[Given data — start]
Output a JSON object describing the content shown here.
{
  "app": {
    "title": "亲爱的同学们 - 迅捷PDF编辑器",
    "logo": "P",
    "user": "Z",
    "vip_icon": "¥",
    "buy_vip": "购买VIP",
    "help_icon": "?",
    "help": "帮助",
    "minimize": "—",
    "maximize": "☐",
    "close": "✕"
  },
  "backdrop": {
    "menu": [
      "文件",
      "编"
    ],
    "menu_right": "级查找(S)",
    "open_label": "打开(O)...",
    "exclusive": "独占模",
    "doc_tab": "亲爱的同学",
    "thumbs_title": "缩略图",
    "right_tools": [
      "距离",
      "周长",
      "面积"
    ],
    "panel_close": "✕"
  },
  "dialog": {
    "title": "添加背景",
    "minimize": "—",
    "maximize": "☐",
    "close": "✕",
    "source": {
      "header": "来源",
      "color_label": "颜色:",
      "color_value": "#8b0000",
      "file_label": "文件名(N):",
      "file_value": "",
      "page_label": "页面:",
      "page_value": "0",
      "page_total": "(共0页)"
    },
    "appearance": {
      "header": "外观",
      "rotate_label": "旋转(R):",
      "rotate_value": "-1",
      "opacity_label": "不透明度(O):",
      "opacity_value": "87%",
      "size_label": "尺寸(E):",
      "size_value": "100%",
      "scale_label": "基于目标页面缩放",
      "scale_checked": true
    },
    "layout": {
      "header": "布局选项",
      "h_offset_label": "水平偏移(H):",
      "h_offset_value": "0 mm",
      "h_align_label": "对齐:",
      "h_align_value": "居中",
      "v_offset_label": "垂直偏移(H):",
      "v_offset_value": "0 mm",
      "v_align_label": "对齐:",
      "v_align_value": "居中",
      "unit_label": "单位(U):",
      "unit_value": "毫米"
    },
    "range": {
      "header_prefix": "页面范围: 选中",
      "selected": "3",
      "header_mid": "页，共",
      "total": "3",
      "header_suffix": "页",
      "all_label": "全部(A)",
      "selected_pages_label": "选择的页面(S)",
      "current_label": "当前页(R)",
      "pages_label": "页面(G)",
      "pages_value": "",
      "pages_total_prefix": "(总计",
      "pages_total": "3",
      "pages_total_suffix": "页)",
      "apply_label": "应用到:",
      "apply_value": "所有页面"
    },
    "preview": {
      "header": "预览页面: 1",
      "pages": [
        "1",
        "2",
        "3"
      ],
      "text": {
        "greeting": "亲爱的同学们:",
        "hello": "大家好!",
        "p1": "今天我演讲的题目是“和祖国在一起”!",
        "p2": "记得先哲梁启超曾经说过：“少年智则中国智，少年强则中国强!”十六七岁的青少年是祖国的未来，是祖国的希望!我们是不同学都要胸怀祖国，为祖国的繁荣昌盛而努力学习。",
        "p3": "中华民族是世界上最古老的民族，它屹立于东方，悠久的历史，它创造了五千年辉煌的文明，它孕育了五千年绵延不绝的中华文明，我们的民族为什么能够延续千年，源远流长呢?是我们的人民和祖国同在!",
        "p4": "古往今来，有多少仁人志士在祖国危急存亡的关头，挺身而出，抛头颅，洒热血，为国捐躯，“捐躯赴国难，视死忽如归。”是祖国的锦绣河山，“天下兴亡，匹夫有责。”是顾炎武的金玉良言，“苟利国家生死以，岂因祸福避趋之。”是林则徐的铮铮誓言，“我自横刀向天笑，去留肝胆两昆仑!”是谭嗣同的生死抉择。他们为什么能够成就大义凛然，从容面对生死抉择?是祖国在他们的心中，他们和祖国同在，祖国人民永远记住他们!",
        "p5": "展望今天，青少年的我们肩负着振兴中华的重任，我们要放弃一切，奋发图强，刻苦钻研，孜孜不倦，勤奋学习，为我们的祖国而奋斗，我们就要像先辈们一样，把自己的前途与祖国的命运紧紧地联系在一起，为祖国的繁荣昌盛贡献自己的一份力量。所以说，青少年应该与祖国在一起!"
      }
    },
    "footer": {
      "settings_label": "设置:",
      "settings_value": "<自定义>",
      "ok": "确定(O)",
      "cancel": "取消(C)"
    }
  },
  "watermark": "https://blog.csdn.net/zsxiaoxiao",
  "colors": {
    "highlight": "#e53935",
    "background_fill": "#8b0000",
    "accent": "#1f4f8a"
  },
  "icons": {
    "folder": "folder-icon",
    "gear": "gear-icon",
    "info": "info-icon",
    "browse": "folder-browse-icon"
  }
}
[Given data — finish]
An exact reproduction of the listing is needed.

Output a JSON object describing the content shown here.
{
  "app": {
    "title": "亲爱的同学们 - 迅捷PDF编辑器",
    "logo": "P",
    "user": "Z",
    "vip_icon": "¥",
    "buy_vip": "购买VIP",
    "help_icon": "?",
    "help": "帮助",
    "minimize": "—",
    "maximize": "☐",
    "close": "✕"
  },
  "backdrop": {
    "menu": [
      "文件",
      "编"
    ],
    "menu_right": "级查找(S)",
    "open_label": "打开(O)...",
    "exclusive": "独占模",
    "doc_tab": "亲爱的同学",
    "thumbs_title": "缩略图",
    "right_tools": [
      "距离",
      "周长",
      "面积"
    ],
    "panel_close": "✕"
  },
  "dialog": {
    "title": "添加背景",
    "minimize": "—",
    "maximize": "☐",
    "close": "✕",
    "source": {
      "header": "来源",
      "color_label": "颜色:",
      "color_value": "#8b0000",
      "file_label": "文件名(N):",
      "file_value": "",
      "page_label": "页面:",
      "page_value": "0",
      "page_total": "(共0页)"
    },
    "appearance": {
      "header": "外观",
      "rotate_label": "旋转(R):",
      "rotate_value": "-1",
      "opacity_label": "不透明度(O):",
      "opacity_value": "87%",
      "size_label": "尺寸(E):",
      "size_value": "100%",
      "scale_label": "基于目标页面缩放",
      "scale_checked": true
    },
    "layout": {
      "header": "布局选项",
      "h_offset_label": "水平偏移(H):",
      "h_offset_value": "0 mm",
      "h_align_label": "对齐:",
      "h_align_value": "居中",
      "v_offset_label": "垂直偏移(H):",
      "v_offset_value": "0 mm",
      "v_align_label": "对齐:",
      "v_align_value": "居中",
      "unit_label": "单位(U):",
      "unit_value": "毫米"
    },
    "range": {
      "header_prefix": "页面范围: 选中",
      "selected": "3",
      "header_mid": "页，共",
      "total": "3",
      "header_suffix": "页",
      "all_label": "全部(A)",
      "selected_pages_label": "选择的页面(S)",
      "current_label": "当前页(R)",
      "pages_label": "页面(G)",
      "pages_value": "",
      "pages_total_prefix": "(总计",
      "pages_total": "3",
      "pages_total_suffix": "页)",
      "apply_label": "应用到:",
      "apply_value": "所有页面"
    },
    "preview": {
      "header": "预览页面: 1",
      "pages": [
        "1",
        "2",
        "3"
      ],
      "text": {
        "greeting": "亲爱的同学们:",
        "hello": "大家好!",
        "p1": "今天我演讲的题目是“和祖国在一起”!",
        "p2": "记得先哲梁启超曾经说过：“少年智则中国智，少年强则中国强!”十六七岁的青少年是祖国的未来，是祖国的希望!我们是不同学都要胸怀祖国，为祖国的繁荣昌盛而努力学习。",
        "p3": "中华民族是世界上最古老的民族，它屹立于东方，悠久的历史，它创造了五千年辉煌的文明，它孕育了五千年绵延不绝的中华文明，我们的民族为什么能够延续千年，源远流长呢?是我们的人民和祖国同在!",
        "p4": "古往今来，有多少仁人志士在祖国危急存亡的关头，挺身而出，抛头颅，洒热血，为国捐躯，“捐躯赴国难，视死忽如归。”是祖国的锦绣河山，“天下兴亡，匹夫有责。”是顾炎武的金玉良言，“苟利国家生死以，岂因祸福避趋之。”是林则徐的铮铮誓言，“我自横刀向天笑，去留肝胆两昆仑!”是谭嗣同的生死抉择。他们为什么能够成就大义凛然，从容面对生死抉择?是祖国在他们的心中，他们和祖国同在，祖国人民永远记住他们!",
        "p5": "展望今天，青少年的我们肩负着振兴中华的重任，我们要放弃一切，奋发图强，刻苦钻研，孜孜不倦，勤奋学习，为我们的祖国而奋斗，我们就要像先辈们一样，把自己的前途与祖国的命运紧紧地联系在一起，为祖国的繁荣昌盛贡献自己的一份力量。所以说，青少年应该与祖国在一起!"
      }
    },
    "footer": {
      "settings_label": "设置:",
      "settings_value": "<自定义>",
      "ok": "确定(O)",
      "cancel": "取消(C)"
    }
  },
  "watermark": "https://blog.csdn.net/zsxiaoxiao",
  "colors": {
    "highlight": "#e53935",
    "background_fill": "#8b0000",
    "accent": "#1f4f8a"
  },
  "icons": {
    "folder": "folder-icon",
    "gear": "gear-icon",
    "info": "info-icon",
    "browse": "folder-browse-icon"
  }
}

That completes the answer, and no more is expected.